Do you really want to be a pro golfer? Read this first
By MARK WHICKER
When Robby Shelton was a high school sophomore, he beat Jordan Spieth.
That was in the U.S. Junior Amateur, a tournament Spieth had won the year before and would win the year after.
Shelton won three Alabama state titles. He went to the University of Alabama and qualified for the U.S. Open. He got invited to the Barbasol Classic, a PGA Tour event near his home in Mobile, and finished third.
How hard is professional golf? Robby Shelton is not on the PGA Tour. Neither is he on the Web.com Tour, the Triple-A equivalent.
Shelton is playing on the Swingthought Tour, a place where you can dream as long as you pay for it. You ante up and then you play. The entry fee is normally $875 and they put it in a pot, and that’s where the purse comes from. They call such things “payback events.” And you know what the payback can be.

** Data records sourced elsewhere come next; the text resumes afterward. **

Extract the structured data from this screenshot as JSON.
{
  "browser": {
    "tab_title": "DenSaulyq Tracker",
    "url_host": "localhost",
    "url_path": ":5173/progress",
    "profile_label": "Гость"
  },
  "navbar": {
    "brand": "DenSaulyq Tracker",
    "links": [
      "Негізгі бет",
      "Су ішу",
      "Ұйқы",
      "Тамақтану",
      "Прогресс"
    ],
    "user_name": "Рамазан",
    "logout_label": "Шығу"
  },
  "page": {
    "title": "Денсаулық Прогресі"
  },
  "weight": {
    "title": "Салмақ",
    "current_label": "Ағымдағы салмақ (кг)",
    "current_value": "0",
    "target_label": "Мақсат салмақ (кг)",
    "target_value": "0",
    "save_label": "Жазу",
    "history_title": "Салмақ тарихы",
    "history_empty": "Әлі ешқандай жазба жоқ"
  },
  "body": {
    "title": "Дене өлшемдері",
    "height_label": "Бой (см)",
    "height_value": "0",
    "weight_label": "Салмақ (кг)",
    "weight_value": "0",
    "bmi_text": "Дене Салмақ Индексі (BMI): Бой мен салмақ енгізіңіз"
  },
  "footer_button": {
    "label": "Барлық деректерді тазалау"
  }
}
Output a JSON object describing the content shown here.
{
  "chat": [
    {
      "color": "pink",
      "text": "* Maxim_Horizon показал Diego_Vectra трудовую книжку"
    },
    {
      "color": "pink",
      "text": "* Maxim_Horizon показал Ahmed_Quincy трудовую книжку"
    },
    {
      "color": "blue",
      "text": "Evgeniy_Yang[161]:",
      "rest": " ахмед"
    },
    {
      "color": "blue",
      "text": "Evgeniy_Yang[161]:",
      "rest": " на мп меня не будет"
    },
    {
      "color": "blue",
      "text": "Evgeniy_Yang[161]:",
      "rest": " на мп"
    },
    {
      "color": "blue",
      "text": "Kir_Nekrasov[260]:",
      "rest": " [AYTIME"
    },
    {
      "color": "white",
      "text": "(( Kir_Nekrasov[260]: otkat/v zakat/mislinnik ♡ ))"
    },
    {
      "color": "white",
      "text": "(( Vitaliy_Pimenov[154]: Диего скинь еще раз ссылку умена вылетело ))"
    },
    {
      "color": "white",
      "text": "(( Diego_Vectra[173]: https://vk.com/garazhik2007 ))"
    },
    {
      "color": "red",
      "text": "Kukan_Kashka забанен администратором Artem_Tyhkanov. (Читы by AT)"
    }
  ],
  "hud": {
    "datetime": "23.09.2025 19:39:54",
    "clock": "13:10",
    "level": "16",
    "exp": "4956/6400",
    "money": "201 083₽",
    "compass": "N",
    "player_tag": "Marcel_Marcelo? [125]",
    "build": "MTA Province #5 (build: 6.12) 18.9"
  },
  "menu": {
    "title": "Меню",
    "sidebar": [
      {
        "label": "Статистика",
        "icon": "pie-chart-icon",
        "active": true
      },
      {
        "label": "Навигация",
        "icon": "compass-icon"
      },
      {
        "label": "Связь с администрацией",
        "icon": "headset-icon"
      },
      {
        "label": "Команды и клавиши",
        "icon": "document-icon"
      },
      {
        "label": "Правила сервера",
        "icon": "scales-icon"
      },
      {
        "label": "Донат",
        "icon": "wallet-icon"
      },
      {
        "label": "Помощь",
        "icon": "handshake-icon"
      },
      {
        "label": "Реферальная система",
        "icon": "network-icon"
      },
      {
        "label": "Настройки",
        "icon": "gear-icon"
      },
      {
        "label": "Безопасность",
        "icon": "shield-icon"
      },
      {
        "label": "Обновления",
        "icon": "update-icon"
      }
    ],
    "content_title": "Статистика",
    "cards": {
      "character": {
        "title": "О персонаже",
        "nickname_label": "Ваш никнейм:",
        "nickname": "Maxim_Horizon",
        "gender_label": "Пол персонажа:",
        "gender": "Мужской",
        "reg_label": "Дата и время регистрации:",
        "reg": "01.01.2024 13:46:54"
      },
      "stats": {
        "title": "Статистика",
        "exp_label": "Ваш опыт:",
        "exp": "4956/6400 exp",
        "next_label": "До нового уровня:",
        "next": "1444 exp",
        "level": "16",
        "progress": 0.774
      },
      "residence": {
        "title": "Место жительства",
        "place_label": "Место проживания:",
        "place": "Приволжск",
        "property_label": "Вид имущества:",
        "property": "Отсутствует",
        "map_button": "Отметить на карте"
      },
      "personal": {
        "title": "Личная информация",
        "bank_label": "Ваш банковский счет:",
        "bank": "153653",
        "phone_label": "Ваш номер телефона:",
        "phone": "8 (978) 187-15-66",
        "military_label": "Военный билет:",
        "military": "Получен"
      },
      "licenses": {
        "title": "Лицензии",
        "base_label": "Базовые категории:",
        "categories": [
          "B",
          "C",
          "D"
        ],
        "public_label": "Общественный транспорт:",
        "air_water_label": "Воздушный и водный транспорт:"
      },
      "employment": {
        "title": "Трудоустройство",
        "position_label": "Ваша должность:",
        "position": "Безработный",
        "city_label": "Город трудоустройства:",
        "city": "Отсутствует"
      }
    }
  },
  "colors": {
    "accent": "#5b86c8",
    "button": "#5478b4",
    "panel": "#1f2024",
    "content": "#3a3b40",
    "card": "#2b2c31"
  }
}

While everyone was marveling at the angry winds of Augusta National on Friday, the Swingthought boys were in Stone Mountain, Ga., and James White, a Georgia Tech alum, shot a 63 in the same gusts. He won the event, but only because Grant Leaver called a 2-stroke penalty on himself. And, no, it wasn’t because some TV referee called it in from his basement.
Justin Lower was the No. 1 money-winner on the Swingthought Pro Tour last year. His take was $35,000. That’s before expenses.
Tour director T.J. Johnson points out that the “heyday” of the tour provided more opportunity. That was when it was sponsored by Hooters, the popular bar-and-grill chain that is famous for its superb grouper sandwich (OK, so why do you go there?).
On Hooters in 2012, Brandon Brown won $115K and David Skinns $104K. Eight players on that tour made it to the big leagues, including Patton Kizzire and Blayne Barber.
All the Swingthought guys have a hero, but it’s not Spieth or Sergio Garcia. It’s William McGirt.
In 2007, McGirt won his first pro event. It was the Cabarrus Open on the Tar Heel Tour. The $16,000 check kept the credit card companies off his trail.
Last year he won another tournament. That was The Memorial, Jack Nicklaus’ player-pampering event near Columbus. That one paid McGirt $1.53 million and it got him into the Masters last week, where, on Friday night, he was one shot off the lead.
“If you can win my tournament, you can win this one,” Nicklaus told him. McGirt wound up 22nd. But he’ll never again have the pleasure of seeing the “2” on the very left side of the odometer fall into place, and wonder how he’ll ever buy another car.”
Web.com is the Holy Grail for the Swingthought crowd. If you’re in the top 25 money-winners on Web.com, you graduate to the PGA Tour. If not, a hunk of Web.com guys merge with PGA Tour players who are out of the Top 25, and they play their own playoff events. The Top 25 of that group gets a diploma, too.
Getting onto Web.com means surviving pre-qualifying, then three other tournaments called “stages.”
Otherwise, there’s almost no place to play. You can try the Canadian, LatinoAmerica or China tours, but the travel isn’t cheap and the odds are unfriendly. If you make Top 5 at the end of those seasons, you slip into Web.com.
Then there are the lovely Monday qualifiers. Those are 18-hole shootouts held near PGA Tour sites. The top four finishers get to play with the big boys. The other 150 or so go home.
If you do qualify, and if you finish in the Top 10 and thus get to play next week, and if you keep doing that, you beat the system. That is a flowery hallucination, not a dream.
Or you can be Stewart Hagestad.
When he went to USC, he made sure he got a business degree while he played on the golf team. Now he is a financial analyst in New York, he plays in amateur events at some of America’s oldest and leafiest courses, and on Sunday he was low amateur in the Masters. What are the chances Hagestad will be tempted to turn pro? “None,” he said.
Pro golfers are not the 1 percent. They are the 1 percent of the 1 percent. The worst player on the Swingthought Tour is better at his job than all the people you know are at theirs.
The next time your son or brother says he wants to play golf for a living, make sure you encourage him. Then encourage him to call Robby Shelton.